There are a few other things I keep out in my office area, either on the hanging corner shelves or my oversized windowsill:

  • Router. The internet comes into the room behind my desk; the router needs to be nearby. Added bonus: I can plug my computer right into it rather than use WiFi.
  • Podcaster microphone. I occasionally appear on podcasts and video podcasts and have been thinking of starting a new podcast this summer. The microphone also works well for voice recognition, which I hope to start using more frequently. It’s easy enough to reach for the mic and put it on my desk when I need it.
  • UPS. I’ve always had my computer plugged into an uninterrupted power supply. Not only does this filter the power to make it cleaner, but it prevents sudden shutdowns in the event of a power failure. I keep it on the floor and have just about all of my equipment plugged into either the battery + surge suppression or surge suppression side.

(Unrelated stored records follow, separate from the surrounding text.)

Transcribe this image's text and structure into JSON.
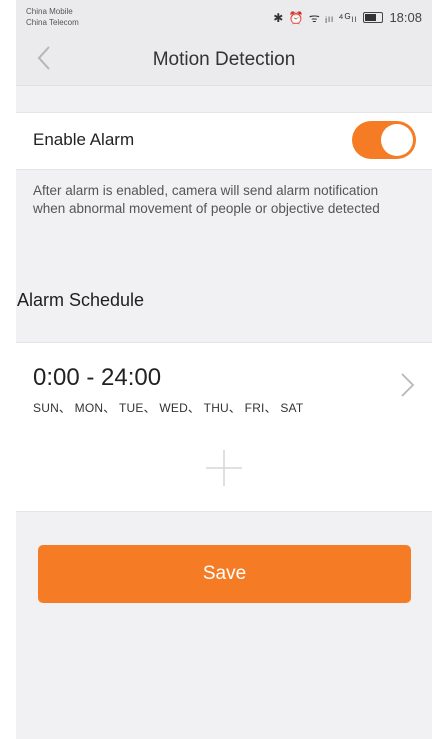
{
  "status_bar": {
    "carrier_1": "China Mobile",
    "carrier_2": "China Telecom",
    "icons": "✱ ⏰ ᯤ ᵢₗₗ ⁴ᴳₗₗ",
    "time": "18:08"
  },
  "nav": {
    "title": "Motion Detection",
    "back_icon": "chevron-left-icon"
  },
  "alarm": {
    "label": "Enable Alarm",
    "enabled": true,
    "description": "After alarm is enabled, camera will send alarm notification when abnormal movement of people or objective detected"
  },
  "schedule": {
    "section_title": "Alarm Schedule",
    "items": [
      {
        "time_range": "0:00 - 24:00",
        "days": "SUN、 MON、 TUE、 WED、 THU、 FRI、 SAT"
      }
    ],
    "add_icon": "plus-icon"
  },
  "actions": {
    "save_label": "Save"
  },
  "colors": {
    "accent": "#f57c24",
    "background": "#f1f1f3"
  }
}
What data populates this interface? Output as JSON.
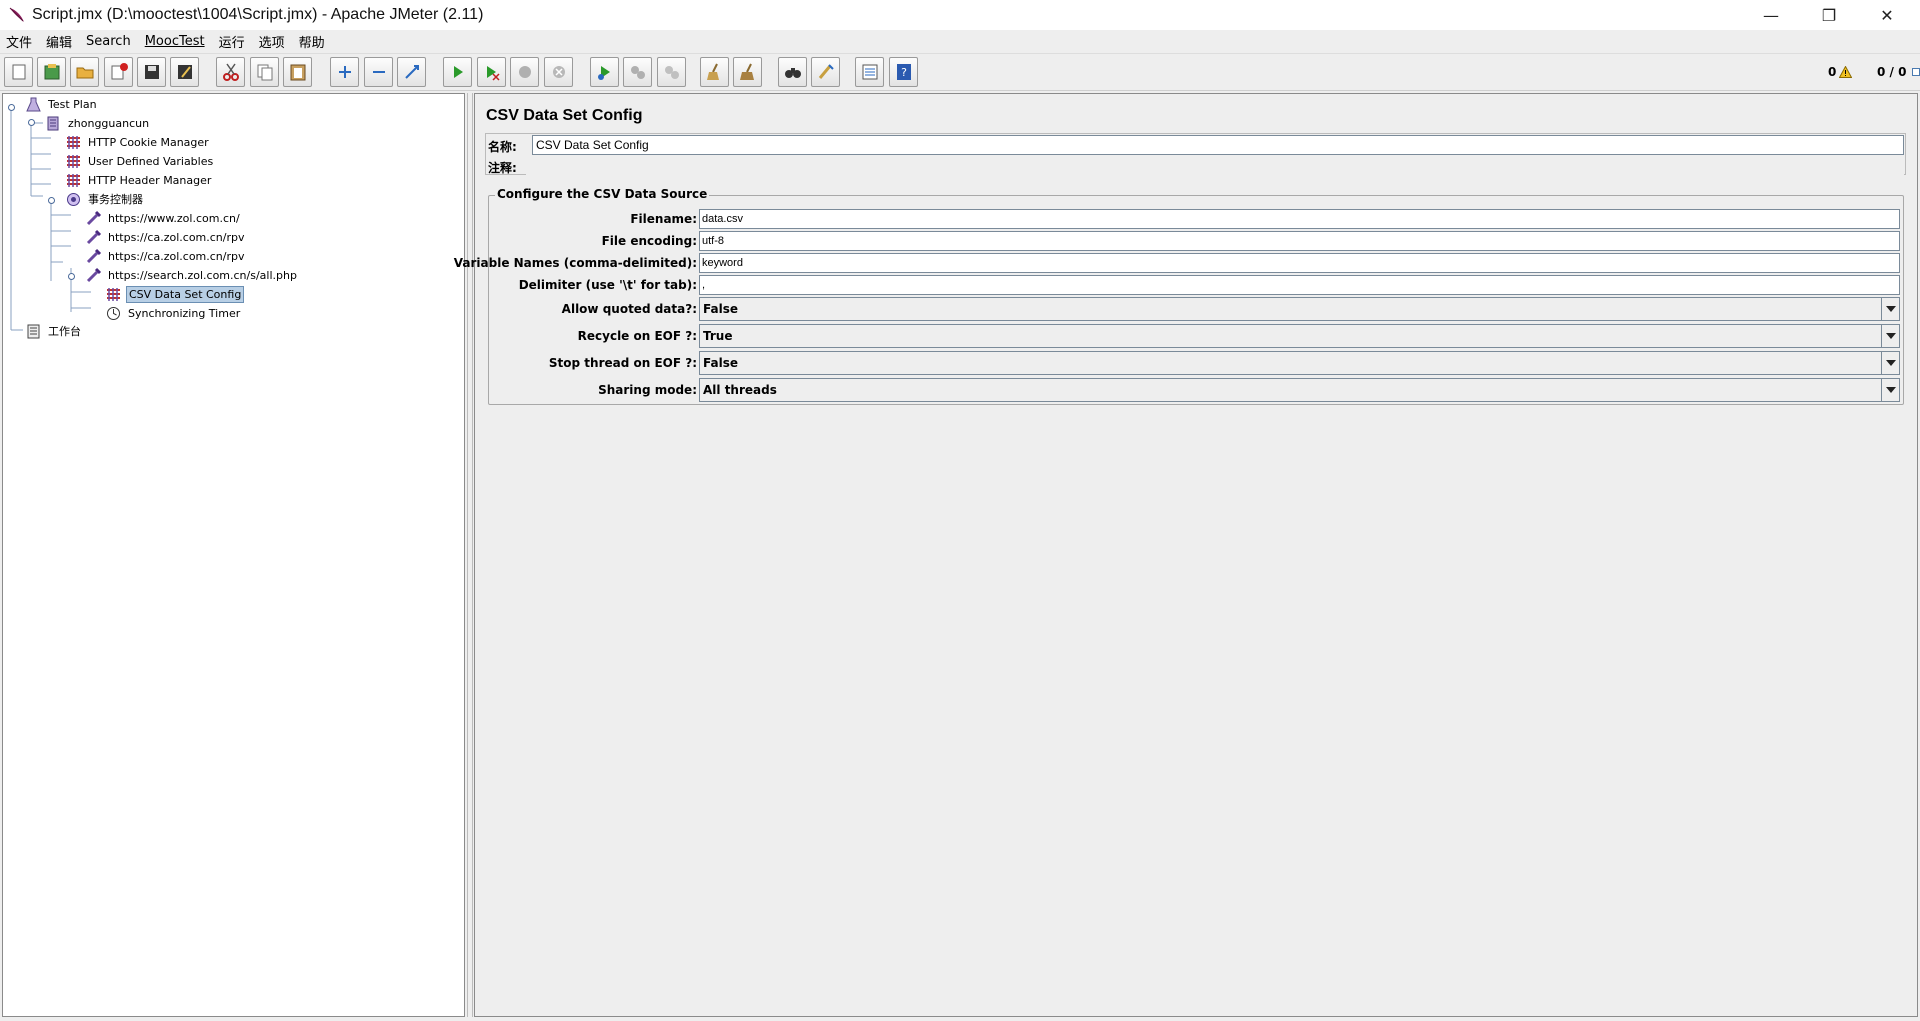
{
  "window": {
    "title": "Script.jmx (D:\\mooctest\\1004\\Script.jmx) - Apache JMeter (2.11)",
    "minimize_glyph": "—",
    "maximize_glyph": "❐",
    "close_glyph": "✕"
  },
  "menu": [
    "文件",
    "编辑",
    "Search",
    "MoocTest",
    "运行",
    "选项",
    "帮助"
  ],
  "toolbar": {
    "warning_count": "0",
    "thread_count": "0 / 0"
  },
  "tree": {
    "nodes": [
      {
        "label": "Test Plan",
        "icon": "test-plan-icon"
      },
      {
        "label": "zhongguancun",
        "icon": "thread-group-icon"
      },
      {
        "label": "HTTP Cookie Manager",
        "icon": "config-element-icon"
      },
      {
        "label": "User Defined Variables",
        "icon": "config-element-icon"
      },
      {
        "label": "HTTP Header Manager",
        "icon": "config-element-icon"
      },
      {
        "label": "事务控制器",
        "icon": "transaction-controller-icon"
      },
      {
        "label": "https://www.zol.com.cn/",
        "icon": "http-sampler-icon"
      },
      {
        "label": "https://ca.zol.com.cn/rpv",
        "icon": "http-sampler-icon"
      },
      {
        "label": "https://ca.zol.com.cn/rpv",
        "icon": "http-sampler-icon"
      },
      {
        "label": "https://search.zol.com.cn/s/all.php",
        "icon": "http-sampler-icon"
      },
      {
        "label": "CSV Data Set Config",
        "icon": "config-element-icon"
      },
      {
        "label": "Synchronizing Timer",
        "icon": "timer-icon"
      },
      {
        "label": "工作台",
        "icon": "workbench-icon"
      }
    ],
    "selected_index": 10
  },
  "config": {
    "panel_title": "CSV Data Set Config",
    "name_label": "名称:",
    "name_value": "CSV Data Set Config",
    "comment_label": "注释:",
    "comment_value": "",
    "group_title": "Configure the CSV Data Source",
    "fields": {
      "filename_label": "Filename:",
      "filename_value": "data.csv",
      "encoding_label": "File encoding:",
      "encoding_value": "utf-8",
      "varnames_label": "Variable Names (comma-delimited):",
      "varnames_value": "keyword",
      "delimiter_label": "Delimiter (use '\\t' for tab):",
      "delimiter_value": ",",
      "quoted_label": "Allow quoted data?:",
      "quoted_value": "False",
      "recycle_label": "Recycle on EOF ?:",
      "recycle_value": "True",
      "stop_label": "Stop thread on EOF ?:",
      "stop_value": "False",
      "sharing_label": "Sharing mode:",
      "sharing_value": "All threads"
    }
  }
}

At the end of the day, before I go to bed, my desk cleanup job is simple: just make sure the above-listed items are the only items on horizontal surfaces in my office area. Anything else must be dealt with and/or put away before I go to bed. Because nothing ever accumulates, its remarkably easy to do.

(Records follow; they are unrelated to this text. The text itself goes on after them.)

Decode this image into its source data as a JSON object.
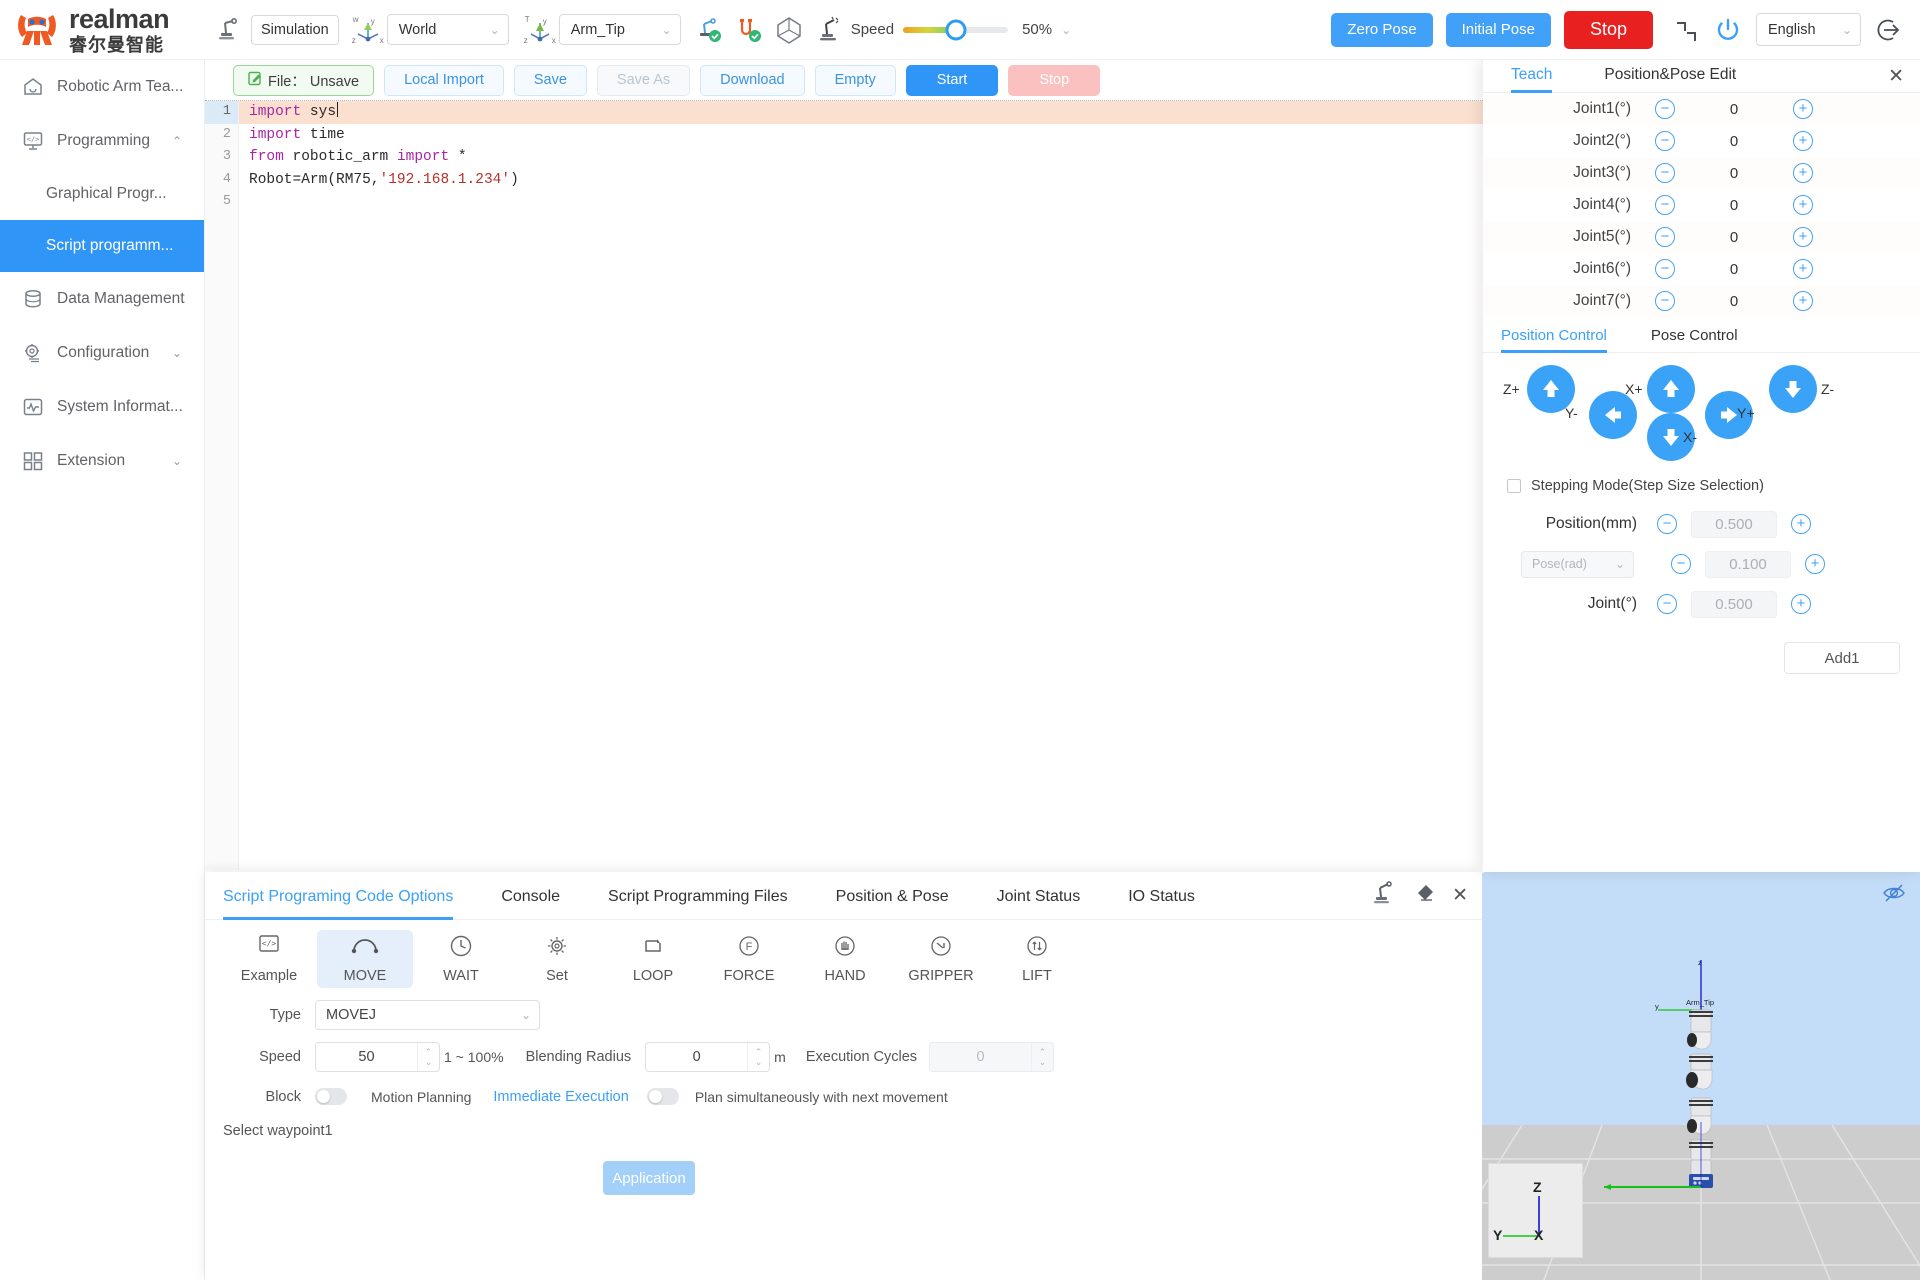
{
  "brand": {
    "name_en": "realman",
    "name_cn": "睿尔曼智能"
  },
  "topbar": {
    "mode_label": "Simulation",
    "frame_select": {
      "value": "World",
      "icon": "axis-world-icon"
    },
    "tool_select": {
      "value": "Arm_Tip",
      "icon": "axis-tool-icon"
    },
    "speed_label": "Speed",
    "speed_percent": "50%",
    "speed_value": 50,
    "zero_pose": "Zero Pose",
    "initial_pose": "Initial Pose",
    "stop": "Stop",
    "language": "English",
    "icons": [
      "robot-arm-icon",
      "robot-connected-icon",
      "io-connected-icon",
      "cube-icon",
      "motion-icon",
      "joint-limit-icon",
      "power-icon",
      "logout-icon"
    ]
  },
  "sidebar": {
    "items": [
      {
        "label": "Robotic Arm Tea...",
        "icon": "home-icon",
        "caret": ""
      },
      {
        "label": "Programming",
        "icon": "code-monitor-icon",
        "caret": "⌃"
      },
      {
        "label": "Data Management",
        "icon": "database-icon",
        "caret": ""
      },
      {
        "label": "Configuration",
        "icon": "gear-icon",
        "caret": "⌄"
      },
      {
        "label": "System Informat...",
        "icon": "pulse-icon",
        "caret": ""
      },
      {
        "label": "Extension",
        "icon": "grid-icon",
        "caret": "⌄"
      }
    ],
    "sub_items": [
      {
        "label": "Graphical Progr...",
        "active": false
      },
      {
        "label": "Script programm...",
        "active": true
      }
    ]
  },
  "filebar": {
    "file_chip": "File： Unsave",
    "file_icon": "edit-file-icon",
    "buttons": [
      {
        "label": "Local Import",
        "state": "normal"
      },
      {
        "label": "Save",
        "state": "normal"
      },
      {
        "label": "Save As",
        "state": "disabled"
      },
      {
        "label": "Download",
        "state": "normal"
      },
      {
        "label": "Empty",
        "state": "normal"
      },
      {
        "label": "Start",
        "state": "primary"
      },
      {
        "label": "Stop",
        "state": "danger"
      }
    ]
  },
  "editor": {
    "line_numbers": [
      "1",
      "2",
      "3",
      "4",
      "5"
    ],
    "lines": [
      {
        "n": "1",
        "highlight": true,
        "tokens": [
          {
            "t": "import",
            "c": "kw"
          },
          {
            "t": " sys",
            "c": ""
          }
        ]
      },
      {
        "n": "2",
        "highlight": false,
        "tokens": [
          {
            "t": "import",
            "c": "kw"
          },
          {
            "t": " time",
            "c": ""
          }
        ]
      },
      {
        "n": "3",
        "highlight": false,
        "tokens": [
          {
            "t": "from",
            "c": "kw"
          },
          {
            "t": " robotic_arm ",
            "c": ""
          },
          {
            "t": "import",
            "c": "kw"
          },
          {
            "t": " *",
            "c": ""
          }
        ]
      },
      {
        "n": "4",
        "highlight": false,
        "tokens": [
          {
            "t": "Robot=Arm(RM75,",
            "c": ""
          },
          {
            "t": "'192.168.1.234'",
            "c": "str"
          },
          {
            "t": ")",
            "c": ""
          }
        ]
      },
      {
        "n": "5",
        "highlight": false,
        "tokens": []
      }
    ]
  },
  "teach": {
    "tabs": [
      {
        "label": "Teach",
        "active": true
      },
      {
        "label": "Position&Pose Edit",
        "active": false
      }
    ],
    "close_icon": "close-icon",
    "joints": [
      {
        "name": "Joint1(°)",
        "value": "0"
      },
      {
        "name": "Joint2(°)",
        "value": "0"
      },
      {
        "name": "Joint3(°)",
        "value": "0"
      },
      {
        "name": "Joint4(°)",
        "value": "0"
      },
      {
        "name": "Joint5(°)",
        "value": "0"
      },
      {
        "name": "Joint6(°)",
        "value": "0"
      },
      {
        "name": "Joint7(°)",
        "value": "0"
      }
    ],
    "minus_icon": "minus-circle-icon",
    "plus_icon": "plus-circle-icon",
    "control_tabs": [
      {
        "label": "Position Control",
        "active": true
      },
      {
        "label": "Pose Control",
        "active": false
      }
    ],
    "jog": {
      "z_plus": "Z+",
      "z_minus": "Z-",
      "x_plus": "X+",
      "x_minus": "X-",
      "y_plus": "Y+",
      "y_minus": "Y-"
    },
    "stepping_label": "Stepping Mode(Step Size Selection)",
    "stepping_checked": false,
    "steps": [
      {
        "label": "Position(mm)",
        "value": "0.500",
        "type": "text"
      },
      {
        "label": "Pose(rad)",
        "value": "0.100",
        "type": "select"
      },
      {
        "label": "Joint(°)",
        "value": "0.500",
        "type": "text"
      }
    ],
    "add_button": "Add1"
  },
  "bottom": {
    "tabs": [
      {
        "label": "Script Programing Code Options",
        "active": true
      },
      {
        "label": "Console",
        "active": false
      },
      {
        "label": "Script Programming Files",
        "active": false
      },
      {
        "label": "Position & Pose",
        "active": false
      },
      {
        "label": "Joint Status",
        "active": false
      },
      {
        "label": "IO Status",
        "active": false
      }
    ],
    "panel_icons": [
      "teach-robot-icon",
      "eraser-icon",
      "close-icon"
    ],
    "commands": [
      {
        "label": "Example",
        "icon": "code-box-icon",
        "selected": false
      },
      {
        "label": "MOVE",
        "icon": "arc-move-icon",
        "selected": true
      },
      {
        "label": "WAIT",
        "icon": "clock-icon",
        "selected": false
      },
      {
        "label": "Set",
        "icon": "gear-icon",
        "selected": false
      },
      {
        "label": "LOOP",
        "icon": "loop-icon",
        "selected": false
      },
      {
        "label": "FORCE",
        "icon": "force-icon",
        "selected": false
      },
      {
        "label": "HAND",
        "icon": "hand-icon",
        "selected": false
      },
      {
        "label": "GRIPPER",
        "icon": "gripper-icon",
        "selected": false
      },
      {
        "label": "LIFT",
        "icon": "lift-icon",
        "selected": false
      }
    ],
    "form": {
      "type_label": "Type",
      "type_value": "MOVEJ",
      "speed_label": "Speed",
      "speed_value": "50",
      "speed_hint": "1 ~ 100%",
      "blending_label": "Blending Radius",
      "blending_value": "0",
      "blending_unit": "m",
      "cycles_label": "Execution Cycles",
      "cycles_value": "0",
      "block_label": "Block",
      "motion_planning_label": "Motion Planning",
      "immediate_execution_label": "Immediate Execution",
      "plan_label": "Plan simultaneously with next movement",
      "waypoint_label": "Select waypoint1",
      "apply_button": "Application"
    }
  },
  "view3d": {
    "arm_tip_label": "Arm_Tip",
    "gizmo_axes": {
      "z": "Z",
      "y": "Y",
      "x": "X"
    },
    "tip_axes": {
      "z": "z",
      "y": "y"
    },
    "eye_icon": "eye-off-icon",
    "sky_color": "#c3dcf7",
    "floor_color": "#cdcdcd"
  }
}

Oddly enough, when I mentioned this strategy to a friend yesterday, his response was, “How you do penalize yourself if you don’t achieve that goal?” My response was: “I always achieve it so no penalty is necessary.”

And so far, I have.

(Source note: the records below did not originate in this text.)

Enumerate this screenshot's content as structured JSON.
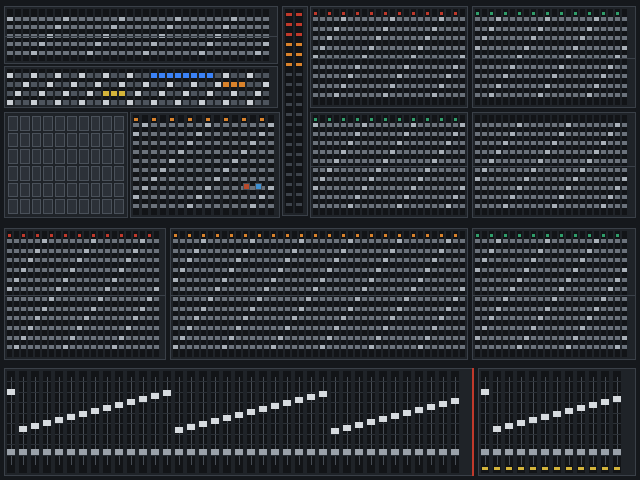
{
  "colors": {
    "background": "#15181c",
    "panel": "#1f2328",
    "panel_border": "#3a4048",
    "strip": "#121417",
    "fader_cap": "#d7dbdf",
    "knob": "#6b727b",
    "accent_blue": "#3b82f6",
    "accent_red": "#c0392b",
    "accent_green": "#2f9e6a",
    "accent_orange": "#d9822b",
    "accent_yellow": "#d4b43a"
  },
  "sections": [
    {
      "id": "top-left-bank",
      "led": null,
      "strip_color": "strip"
    },
    {
      "id": "top-left-buttons",
      "led": "accent_blue",
      "strip_color": "strip"
    },
    {
      "id": "top-meter-column",
      "led": null,
      "strip_color": "strip"
    },
    {
      "id": "top-center-bank",
      "led": "accent_red",
      "strip_color": "strip"
    },
    {
      "id": "top-right-bank",
      "led": "accent_green",
      "strip_color": "strip"
    },
    {
      "id": "mid-left-grid",
      "led": null,
      "strip_color": "strip"
    },
    {
      "id": "mid-center-controls",
      "led": "accent_orange",
      "strip_color": "strip"
    },
    {
      "id": "mid-center-bank",
      "led": "accent_green",
      "strip_color": "strip"
    },
    {
      "id": "mid-right-bank",
      "led": null,
      "strip_color": "strip"
    },
    {
      "id": "lower-left-bank",
      "led": "accent_red",
      "strip_color": "strip"
    },
    {
      "id": "lower-center-bank",
      "led": "accent_orange",
      "strip_color": "strip"
    },
    {
      "id": "lower-right-bank",
      "led": "accent_green",
      "strip_color": "strip"
    },
    {
      "id": "fader-bank",
      "led": null,
      "strip_color": "strip"
    },
    {
      "id": "fader-right-bank",
      "led": "accent_yellow",
      "strip_color": "strip"
    }
  ],
  "selected_strip_marker": "accent_red"
}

Stress-free Living

The biggest benefit of getting clutter under control and keeping a neat workspace and home is that it eliminates one source of stress.

For me, having those clutter piles around were a constant source of stress. Each pile represented a huge stack of stuff I needed to deal with that I’d already put off many times for many reasons. What made things worse is that when the clutter problem got very bad on my desk, I had difficulty finding things I needed to work on and lacked the space to spread out and work.

Getting rid of clutter is the first step to increased productivity and a stress-free lifestyle. Don’t believe me? Try it for yourself.

3 thoughts on “On Keeping a Neat Desk

  1. Wow. I really need this. The best part is that you admitted to being the queen of clutter and have overcome it. That says a whole lot more then if someone has always been organized and simply writes a book about it. Thanks. I think I’ll print this out and stare at it until I get it right. My life would be so much better if I decluttered.

    • I don’t know if I’ve overcome it yet, but I’m working on it. I sure have the desk clutter problem licked so far.

      The books are kind of silly. In all honesty, “Getting Things Done” can be summed up with a page of bullet point tips. I think his technique is a lot more involved than it needs to be. The flow chart does help me stay focused on what I should be doing.

      And yes, I agree: your life WILL be better without the clutter. I know mine is!

  2. Very useful advice, I tried to follow your tips but the clutter is starting to build again. My garage is fine, there is a mass of tools and machines stored there and my friends say how neat it looks, everything in its place. Machines need to be maintained and I enjoy that sort of work. There are authoritarian notes to myself inside the cabinets: ” All saw chains here must be left sharp and ready for use”.
    But my desk is chaos again. The problem is caused by unfinished books and half-read periodicals, stratified with interesting newspaper articles which somebody else might like to read. A theatre programme which might need to be kept, but where to put it?
    I find getting rid of books, especially unfinished books, too hard a task. So they accumulate as time to read them drains away. If I put them back on the shelves I know they will be lost to me forever.
    But however bad my desk gets it will be a model of efficiency when compared to my boss’s office which is now so full of pillars of books, unmarked scripts and papers that it is not always easy to find him when he says “Come in”.

What do you think?